SOMMER: Kassie Siegel is with the Center for Biological Diversity, an environmental advocacy group. She says until a few years ago, Chevron used to release water into a creek in the winter, when demand from farmers was low. That water wasn't diluted and the company was fined for violating limits on arsenic.

SIEGEL: It just shows again that there's no safe way to deal with the oil and gas wastewater. Every single method that has been proposed and used has real risks and health harms associated with it.


SOMMER: Elsewhere in the country, water used in oil and gas production is cleaned up through a treatment process. That happens in Pennsylvania, where it's recycled in fracking operations. Chevron's Abby Auffant says water from other California oil fields would need to be treated too, because of higher levels of contaminants, but it's expensive.

AUFFANT: If we were able to identify a cost-effective manner in which to treat the water, it's certainly something that we would be interested in.

SOMMER: As expensive as the water would be, it looks more cost-effective in a drought year like this one. Water prices are already sky-high and California farmers are facing a long, dry summer ahead.

For NPR News, I'm Lauren Sommer. Transcript provided by NPR, Copyright NPR.

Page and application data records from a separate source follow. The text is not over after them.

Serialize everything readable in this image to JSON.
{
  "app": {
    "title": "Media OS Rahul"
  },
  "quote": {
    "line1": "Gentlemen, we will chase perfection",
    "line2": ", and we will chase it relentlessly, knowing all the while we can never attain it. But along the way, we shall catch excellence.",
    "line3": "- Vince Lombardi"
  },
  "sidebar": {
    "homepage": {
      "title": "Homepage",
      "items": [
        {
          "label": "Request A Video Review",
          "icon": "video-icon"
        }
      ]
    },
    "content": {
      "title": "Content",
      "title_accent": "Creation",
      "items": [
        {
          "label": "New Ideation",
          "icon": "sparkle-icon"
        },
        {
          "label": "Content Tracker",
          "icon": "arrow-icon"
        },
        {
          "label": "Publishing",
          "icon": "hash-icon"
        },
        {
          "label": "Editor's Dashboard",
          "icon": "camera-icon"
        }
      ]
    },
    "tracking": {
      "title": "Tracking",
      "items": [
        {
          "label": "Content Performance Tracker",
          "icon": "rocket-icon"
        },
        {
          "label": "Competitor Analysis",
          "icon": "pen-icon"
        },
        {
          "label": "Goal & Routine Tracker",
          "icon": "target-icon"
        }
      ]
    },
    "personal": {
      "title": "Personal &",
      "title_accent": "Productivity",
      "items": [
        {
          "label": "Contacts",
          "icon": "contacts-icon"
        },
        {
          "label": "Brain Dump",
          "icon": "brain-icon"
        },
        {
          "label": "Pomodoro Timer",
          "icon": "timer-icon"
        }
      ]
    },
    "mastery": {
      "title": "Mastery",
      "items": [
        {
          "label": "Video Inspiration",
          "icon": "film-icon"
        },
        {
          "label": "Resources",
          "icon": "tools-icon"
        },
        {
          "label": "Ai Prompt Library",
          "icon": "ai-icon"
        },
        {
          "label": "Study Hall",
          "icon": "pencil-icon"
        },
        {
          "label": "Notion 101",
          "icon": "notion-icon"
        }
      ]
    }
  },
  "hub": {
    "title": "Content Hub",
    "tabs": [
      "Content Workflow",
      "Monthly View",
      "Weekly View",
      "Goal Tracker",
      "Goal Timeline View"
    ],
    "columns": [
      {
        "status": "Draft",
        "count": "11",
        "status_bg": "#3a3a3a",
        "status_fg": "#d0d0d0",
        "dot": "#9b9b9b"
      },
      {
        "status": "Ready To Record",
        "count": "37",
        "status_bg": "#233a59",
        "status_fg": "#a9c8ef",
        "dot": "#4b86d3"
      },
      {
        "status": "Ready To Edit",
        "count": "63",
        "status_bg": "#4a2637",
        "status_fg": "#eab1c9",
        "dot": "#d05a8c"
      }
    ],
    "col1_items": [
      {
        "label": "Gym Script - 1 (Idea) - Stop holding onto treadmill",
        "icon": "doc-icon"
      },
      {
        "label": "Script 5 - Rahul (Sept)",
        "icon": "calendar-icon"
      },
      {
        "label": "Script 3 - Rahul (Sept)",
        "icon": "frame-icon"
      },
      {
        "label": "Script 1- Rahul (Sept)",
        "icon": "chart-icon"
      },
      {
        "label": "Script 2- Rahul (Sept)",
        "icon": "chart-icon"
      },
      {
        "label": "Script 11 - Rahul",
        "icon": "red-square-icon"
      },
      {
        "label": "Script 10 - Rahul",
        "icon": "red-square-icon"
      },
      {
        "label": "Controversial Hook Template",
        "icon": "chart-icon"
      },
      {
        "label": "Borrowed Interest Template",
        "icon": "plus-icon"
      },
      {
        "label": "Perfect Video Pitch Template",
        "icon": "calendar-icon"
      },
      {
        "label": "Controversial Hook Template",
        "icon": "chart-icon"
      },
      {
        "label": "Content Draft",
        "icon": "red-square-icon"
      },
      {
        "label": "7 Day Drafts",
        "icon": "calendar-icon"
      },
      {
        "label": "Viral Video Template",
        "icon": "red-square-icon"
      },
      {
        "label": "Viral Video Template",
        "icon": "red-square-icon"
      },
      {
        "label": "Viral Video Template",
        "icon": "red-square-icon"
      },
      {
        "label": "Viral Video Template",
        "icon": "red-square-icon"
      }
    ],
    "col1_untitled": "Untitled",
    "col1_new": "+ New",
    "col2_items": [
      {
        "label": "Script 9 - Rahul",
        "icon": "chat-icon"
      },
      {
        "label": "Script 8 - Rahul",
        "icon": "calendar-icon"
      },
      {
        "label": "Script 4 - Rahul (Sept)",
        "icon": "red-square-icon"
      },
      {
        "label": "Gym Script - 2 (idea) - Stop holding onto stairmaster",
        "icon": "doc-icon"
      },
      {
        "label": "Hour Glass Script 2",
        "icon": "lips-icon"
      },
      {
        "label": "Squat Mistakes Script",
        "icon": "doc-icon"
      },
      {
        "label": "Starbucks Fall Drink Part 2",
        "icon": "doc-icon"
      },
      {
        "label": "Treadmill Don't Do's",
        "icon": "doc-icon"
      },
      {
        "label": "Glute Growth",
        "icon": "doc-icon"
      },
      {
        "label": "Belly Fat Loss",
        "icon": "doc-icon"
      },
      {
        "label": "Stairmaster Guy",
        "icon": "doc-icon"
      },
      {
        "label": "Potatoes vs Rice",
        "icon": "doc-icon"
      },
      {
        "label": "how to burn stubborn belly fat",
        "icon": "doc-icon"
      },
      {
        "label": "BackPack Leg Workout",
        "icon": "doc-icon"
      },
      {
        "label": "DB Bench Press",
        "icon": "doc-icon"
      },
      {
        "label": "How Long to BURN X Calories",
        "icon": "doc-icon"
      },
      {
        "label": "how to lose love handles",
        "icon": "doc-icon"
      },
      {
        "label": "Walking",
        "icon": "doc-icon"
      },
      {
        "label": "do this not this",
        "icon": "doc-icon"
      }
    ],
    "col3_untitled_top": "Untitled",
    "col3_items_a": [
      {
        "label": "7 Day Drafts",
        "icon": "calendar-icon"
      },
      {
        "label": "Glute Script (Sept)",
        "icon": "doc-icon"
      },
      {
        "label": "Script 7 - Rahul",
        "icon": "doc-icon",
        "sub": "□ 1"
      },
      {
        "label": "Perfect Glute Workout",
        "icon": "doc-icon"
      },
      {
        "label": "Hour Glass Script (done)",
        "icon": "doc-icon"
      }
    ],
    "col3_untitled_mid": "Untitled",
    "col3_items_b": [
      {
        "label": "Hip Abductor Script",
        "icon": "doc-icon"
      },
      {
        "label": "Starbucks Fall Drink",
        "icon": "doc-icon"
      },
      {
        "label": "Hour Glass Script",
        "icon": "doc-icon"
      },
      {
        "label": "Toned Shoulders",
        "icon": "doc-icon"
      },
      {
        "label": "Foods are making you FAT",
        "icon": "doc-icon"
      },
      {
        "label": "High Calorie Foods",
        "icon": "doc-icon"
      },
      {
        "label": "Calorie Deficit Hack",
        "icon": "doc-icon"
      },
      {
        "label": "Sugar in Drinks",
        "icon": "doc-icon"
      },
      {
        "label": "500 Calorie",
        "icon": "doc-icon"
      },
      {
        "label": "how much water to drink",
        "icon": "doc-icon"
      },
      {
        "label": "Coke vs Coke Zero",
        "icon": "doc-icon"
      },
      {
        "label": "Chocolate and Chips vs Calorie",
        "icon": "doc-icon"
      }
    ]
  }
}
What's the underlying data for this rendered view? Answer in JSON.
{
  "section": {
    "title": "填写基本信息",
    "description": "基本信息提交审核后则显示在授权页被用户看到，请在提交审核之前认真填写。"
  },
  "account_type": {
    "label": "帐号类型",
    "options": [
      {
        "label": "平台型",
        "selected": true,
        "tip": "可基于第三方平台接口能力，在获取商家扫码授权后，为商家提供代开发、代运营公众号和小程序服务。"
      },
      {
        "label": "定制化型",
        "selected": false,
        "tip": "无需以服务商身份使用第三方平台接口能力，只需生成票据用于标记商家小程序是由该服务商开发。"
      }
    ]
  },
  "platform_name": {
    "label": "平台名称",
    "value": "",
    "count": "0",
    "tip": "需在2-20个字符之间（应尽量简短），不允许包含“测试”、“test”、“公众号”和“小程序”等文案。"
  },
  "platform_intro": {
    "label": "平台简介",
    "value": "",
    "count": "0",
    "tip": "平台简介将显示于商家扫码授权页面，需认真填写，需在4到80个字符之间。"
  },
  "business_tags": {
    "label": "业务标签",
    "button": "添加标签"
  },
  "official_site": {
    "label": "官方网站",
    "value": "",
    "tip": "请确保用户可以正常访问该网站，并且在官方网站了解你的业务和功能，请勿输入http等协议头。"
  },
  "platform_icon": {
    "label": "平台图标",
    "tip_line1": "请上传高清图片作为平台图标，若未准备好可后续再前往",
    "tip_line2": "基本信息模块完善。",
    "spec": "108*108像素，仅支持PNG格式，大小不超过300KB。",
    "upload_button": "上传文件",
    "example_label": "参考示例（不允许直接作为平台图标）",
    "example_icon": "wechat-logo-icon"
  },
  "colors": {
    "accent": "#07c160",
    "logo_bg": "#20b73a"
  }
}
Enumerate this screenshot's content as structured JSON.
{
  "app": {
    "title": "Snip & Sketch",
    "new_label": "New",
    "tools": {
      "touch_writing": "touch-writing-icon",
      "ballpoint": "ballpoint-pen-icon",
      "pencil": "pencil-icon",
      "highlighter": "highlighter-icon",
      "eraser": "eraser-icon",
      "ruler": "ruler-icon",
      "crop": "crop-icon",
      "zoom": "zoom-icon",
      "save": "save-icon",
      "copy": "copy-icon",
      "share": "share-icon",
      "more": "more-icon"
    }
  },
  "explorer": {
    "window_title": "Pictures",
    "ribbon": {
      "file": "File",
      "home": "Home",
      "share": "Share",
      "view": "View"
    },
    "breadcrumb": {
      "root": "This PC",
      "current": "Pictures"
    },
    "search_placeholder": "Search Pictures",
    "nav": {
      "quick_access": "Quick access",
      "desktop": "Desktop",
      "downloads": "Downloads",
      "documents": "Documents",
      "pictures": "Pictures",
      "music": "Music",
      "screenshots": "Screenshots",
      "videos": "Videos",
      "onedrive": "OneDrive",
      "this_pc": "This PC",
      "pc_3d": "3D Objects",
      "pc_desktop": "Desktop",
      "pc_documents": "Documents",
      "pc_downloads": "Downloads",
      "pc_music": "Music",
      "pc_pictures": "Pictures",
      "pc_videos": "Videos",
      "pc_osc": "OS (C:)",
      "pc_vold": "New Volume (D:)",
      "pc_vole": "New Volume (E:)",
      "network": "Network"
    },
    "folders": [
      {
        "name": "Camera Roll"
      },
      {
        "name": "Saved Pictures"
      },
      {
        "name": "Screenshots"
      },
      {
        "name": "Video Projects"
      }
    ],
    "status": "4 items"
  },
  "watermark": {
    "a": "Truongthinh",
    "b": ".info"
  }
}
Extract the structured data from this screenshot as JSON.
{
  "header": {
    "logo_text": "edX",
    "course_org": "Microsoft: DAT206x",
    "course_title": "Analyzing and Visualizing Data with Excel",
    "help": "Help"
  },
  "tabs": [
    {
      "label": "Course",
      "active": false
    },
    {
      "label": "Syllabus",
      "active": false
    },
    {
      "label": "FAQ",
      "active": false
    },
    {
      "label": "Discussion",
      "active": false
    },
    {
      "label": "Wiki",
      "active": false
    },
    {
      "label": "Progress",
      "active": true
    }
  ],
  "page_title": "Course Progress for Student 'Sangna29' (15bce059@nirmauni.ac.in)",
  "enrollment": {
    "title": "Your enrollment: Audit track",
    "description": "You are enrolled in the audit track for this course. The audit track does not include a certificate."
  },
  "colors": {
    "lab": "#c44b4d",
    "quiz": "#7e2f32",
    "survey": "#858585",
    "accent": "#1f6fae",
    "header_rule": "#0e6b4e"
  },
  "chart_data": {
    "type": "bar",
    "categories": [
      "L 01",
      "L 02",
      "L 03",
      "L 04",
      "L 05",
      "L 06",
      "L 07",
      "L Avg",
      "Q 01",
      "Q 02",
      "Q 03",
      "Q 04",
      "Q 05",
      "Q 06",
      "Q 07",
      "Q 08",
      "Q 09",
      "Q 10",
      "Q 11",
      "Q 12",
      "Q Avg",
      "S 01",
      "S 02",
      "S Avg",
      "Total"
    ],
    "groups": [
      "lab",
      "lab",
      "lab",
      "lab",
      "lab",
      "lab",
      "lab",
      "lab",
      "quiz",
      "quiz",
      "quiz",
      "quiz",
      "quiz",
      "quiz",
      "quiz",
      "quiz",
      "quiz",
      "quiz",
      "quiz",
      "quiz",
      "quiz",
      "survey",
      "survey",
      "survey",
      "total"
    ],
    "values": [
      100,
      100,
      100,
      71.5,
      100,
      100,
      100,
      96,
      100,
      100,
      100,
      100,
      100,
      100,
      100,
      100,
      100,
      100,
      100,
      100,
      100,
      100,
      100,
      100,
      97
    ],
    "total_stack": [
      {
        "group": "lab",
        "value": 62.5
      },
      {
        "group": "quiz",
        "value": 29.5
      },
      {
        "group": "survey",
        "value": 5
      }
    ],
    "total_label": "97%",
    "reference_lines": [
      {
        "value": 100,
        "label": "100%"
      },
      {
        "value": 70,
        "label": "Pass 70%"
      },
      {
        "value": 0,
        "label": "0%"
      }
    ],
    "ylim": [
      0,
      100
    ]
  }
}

Lauren Sommer covers climate change for NPR's Science Desk, from the scientists on the front lines of documenting the warming climate to the way those changes are reshaping communities and ecosystems around the world.